"This finding will help us understand why deep earthquakes happen," said Zhan. "One quarter of earthquakes occur at large depths, and some of these can be pretty big, but we still don't understand why they happen. So this earthquake provides a new observation for deep earthquakes and high-rupture speeds."

Zhan also believes the new information will be useful in examining ultra-fast earthquakes and their potential for impacting near the earth's surface. Although not of supershear caliber, California's destructive 1994 Northridge earthquake had a comparable size and geometry to that of the 6.7 Sea of Okhotsk aftershock.

"If a shallow earthquake such as Northridge goes supershear, it could cause even more shaking and possibly more damage," said Zhan.

Explore further: Detection of supershear rupture in 2013 Craig, Alaska, earthquake

More information: "Supershear rupture in a Mw 6.7 aftershock of the 2013 Sea of Okhotsk earthquake," by Z. Zhan et al. www.sciencemag.org/lookup/doi/… 1126/science.1252717

add to favorites email to friend print save as pdf

Related Stories

Interpreting the strongest deep earthquake ever observed

Dec 04, 2013

Massive earthquakes that strike deep within the Earth may be more efficient at dissipating pent up energy than similar quakes near the surface, according to new research by Wei et al. The authors analyzed the rupture of the ...

Researchers replicate supershear earthquakes in the lab

Jun 07, 2013

(Phys.org) —A team of geology researchers working in France has for the first time recreated the conditions in a lab that lead to a phenomenon known as a supershear earthquake. In their paper published ...

Sumatra earthquake mysteries examined

May 11, 2012

(Phys.org) -- An earthquake in the Indian Ocean off the coast of Sumatra, Indonesia on 11th April was unusually powerful, at magnitude 8.6, for a “strike-slip” type of quake, and a new analysis of ...

Recommended for you

Better forecasts for sea ice under climate change

Nov 25, 2014

University of Adelaide-led research will help pinpoint the impact of waves on sea ice, which is vulnerable to climate change, particularly in the Arctic where it is rapidly retreating.

User comments : 1

Adjust slider to filter visible comments by rank

Display comments: newest first

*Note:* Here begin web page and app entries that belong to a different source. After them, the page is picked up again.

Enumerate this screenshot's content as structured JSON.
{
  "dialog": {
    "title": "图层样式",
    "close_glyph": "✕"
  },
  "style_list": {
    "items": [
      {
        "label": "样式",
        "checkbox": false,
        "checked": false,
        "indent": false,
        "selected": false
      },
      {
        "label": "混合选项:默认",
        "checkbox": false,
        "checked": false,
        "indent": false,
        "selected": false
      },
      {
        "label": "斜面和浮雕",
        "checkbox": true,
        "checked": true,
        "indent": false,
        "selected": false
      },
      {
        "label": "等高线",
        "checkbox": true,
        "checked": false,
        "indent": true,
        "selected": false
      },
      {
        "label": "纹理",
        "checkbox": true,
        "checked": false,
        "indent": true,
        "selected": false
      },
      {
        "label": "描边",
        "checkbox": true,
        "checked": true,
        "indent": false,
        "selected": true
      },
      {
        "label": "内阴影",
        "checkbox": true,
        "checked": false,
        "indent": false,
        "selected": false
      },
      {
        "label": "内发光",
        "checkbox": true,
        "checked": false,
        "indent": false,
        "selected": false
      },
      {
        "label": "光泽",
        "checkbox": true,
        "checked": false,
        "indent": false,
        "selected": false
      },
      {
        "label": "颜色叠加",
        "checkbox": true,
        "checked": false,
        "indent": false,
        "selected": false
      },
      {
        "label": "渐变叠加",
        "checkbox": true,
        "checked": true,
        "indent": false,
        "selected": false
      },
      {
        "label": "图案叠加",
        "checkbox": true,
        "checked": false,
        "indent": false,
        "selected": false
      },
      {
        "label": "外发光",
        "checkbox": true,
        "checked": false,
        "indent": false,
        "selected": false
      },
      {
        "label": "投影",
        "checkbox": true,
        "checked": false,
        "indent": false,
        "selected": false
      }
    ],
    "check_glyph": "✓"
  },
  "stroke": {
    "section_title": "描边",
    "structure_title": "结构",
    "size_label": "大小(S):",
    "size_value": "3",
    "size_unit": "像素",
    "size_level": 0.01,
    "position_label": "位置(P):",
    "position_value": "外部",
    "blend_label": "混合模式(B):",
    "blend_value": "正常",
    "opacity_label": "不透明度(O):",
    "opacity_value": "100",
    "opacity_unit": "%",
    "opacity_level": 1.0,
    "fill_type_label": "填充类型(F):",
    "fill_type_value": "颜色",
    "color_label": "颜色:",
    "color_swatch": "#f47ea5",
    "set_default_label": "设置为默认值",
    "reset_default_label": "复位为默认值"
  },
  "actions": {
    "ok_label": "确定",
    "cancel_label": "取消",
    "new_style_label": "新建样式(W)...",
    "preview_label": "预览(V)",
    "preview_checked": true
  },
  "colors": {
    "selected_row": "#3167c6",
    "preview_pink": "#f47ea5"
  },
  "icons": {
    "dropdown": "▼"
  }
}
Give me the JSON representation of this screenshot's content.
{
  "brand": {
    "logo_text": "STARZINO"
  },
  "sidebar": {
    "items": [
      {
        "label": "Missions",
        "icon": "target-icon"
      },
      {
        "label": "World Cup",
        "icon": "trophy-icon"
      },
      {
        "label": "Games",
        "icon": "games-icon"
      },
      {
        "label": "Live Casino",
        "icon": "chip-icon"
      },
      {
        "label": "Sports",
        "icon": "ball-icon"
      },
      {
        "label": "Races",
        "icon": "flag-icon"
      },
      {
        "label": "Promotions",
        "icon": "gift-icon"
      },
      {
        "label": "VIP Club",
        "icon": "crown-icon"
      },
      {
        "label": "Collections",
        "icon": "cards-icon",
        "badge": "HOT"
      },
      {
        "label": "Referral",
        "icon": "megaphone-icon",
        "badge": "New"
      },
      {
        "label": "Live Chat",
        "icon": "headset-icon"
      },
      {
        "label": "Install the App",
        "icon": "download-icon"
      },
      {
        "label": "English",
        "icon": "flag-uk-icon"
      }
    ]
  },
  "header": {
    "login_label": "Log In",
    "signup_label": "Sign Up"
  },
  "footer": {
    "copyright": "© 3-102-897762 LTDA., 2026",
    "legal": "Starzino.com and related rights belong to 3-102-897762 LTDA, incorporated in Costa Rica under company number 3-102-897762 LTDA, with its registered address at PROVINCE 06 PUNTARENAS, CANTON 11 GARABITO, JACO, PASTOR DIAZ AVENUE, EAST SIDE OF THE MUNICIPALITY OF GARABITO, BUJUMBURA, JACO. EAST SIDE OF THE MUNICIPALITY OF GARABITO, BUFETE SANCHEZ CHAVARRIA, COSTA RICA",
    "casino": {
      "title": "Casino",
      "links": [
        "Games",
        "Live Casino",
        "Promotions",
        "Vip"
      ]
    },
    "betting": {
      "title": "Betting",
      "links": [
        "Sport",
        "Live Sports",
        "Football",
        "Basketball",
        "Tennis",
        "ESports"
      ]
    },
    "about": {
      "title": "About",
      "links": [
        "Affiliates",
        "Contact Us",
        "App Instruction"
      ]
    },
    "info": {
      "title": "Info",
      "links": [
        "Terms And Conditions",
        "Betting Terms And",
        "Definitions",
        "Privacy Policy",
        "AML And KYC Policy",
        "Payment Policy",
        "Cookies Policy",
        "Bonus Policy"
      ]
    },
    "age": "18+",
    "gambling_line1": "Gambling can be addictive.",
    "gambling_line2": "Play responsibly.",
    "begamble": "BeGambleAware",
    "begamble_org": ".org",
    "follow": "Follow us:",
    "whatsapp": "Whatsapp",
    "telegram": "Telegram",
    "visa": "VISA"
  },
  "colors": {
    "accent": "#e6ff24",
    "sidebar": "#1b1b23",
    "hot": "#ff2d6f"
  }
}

betterexists
1 / 5 (6) Jul 10, 2014
Why get Scared, Folks?
gAd got drunk on one fine day & Ate up ALL the Dinosaurs...hIs Bad Teeth prevented hIm from Chewing up Their Bones. They became Fossils.
Then, gAd came up with us, Humans! One day, hE will go berserk Again AND Finish us off all Too!
I am wondering what will be hIs Show after Termination of Humans.
Thank gAd, We did not live along with Dinos. WoW, How Scary! No U.S, No U.K, No U.N.....Nada!
Who Talked of Setting of Sun, B.S

Please sign in to add a comment. Registration is free, and takes less than a minute. Read more

Click here to reset your password.
Sign in to get notified via email when new comments are made.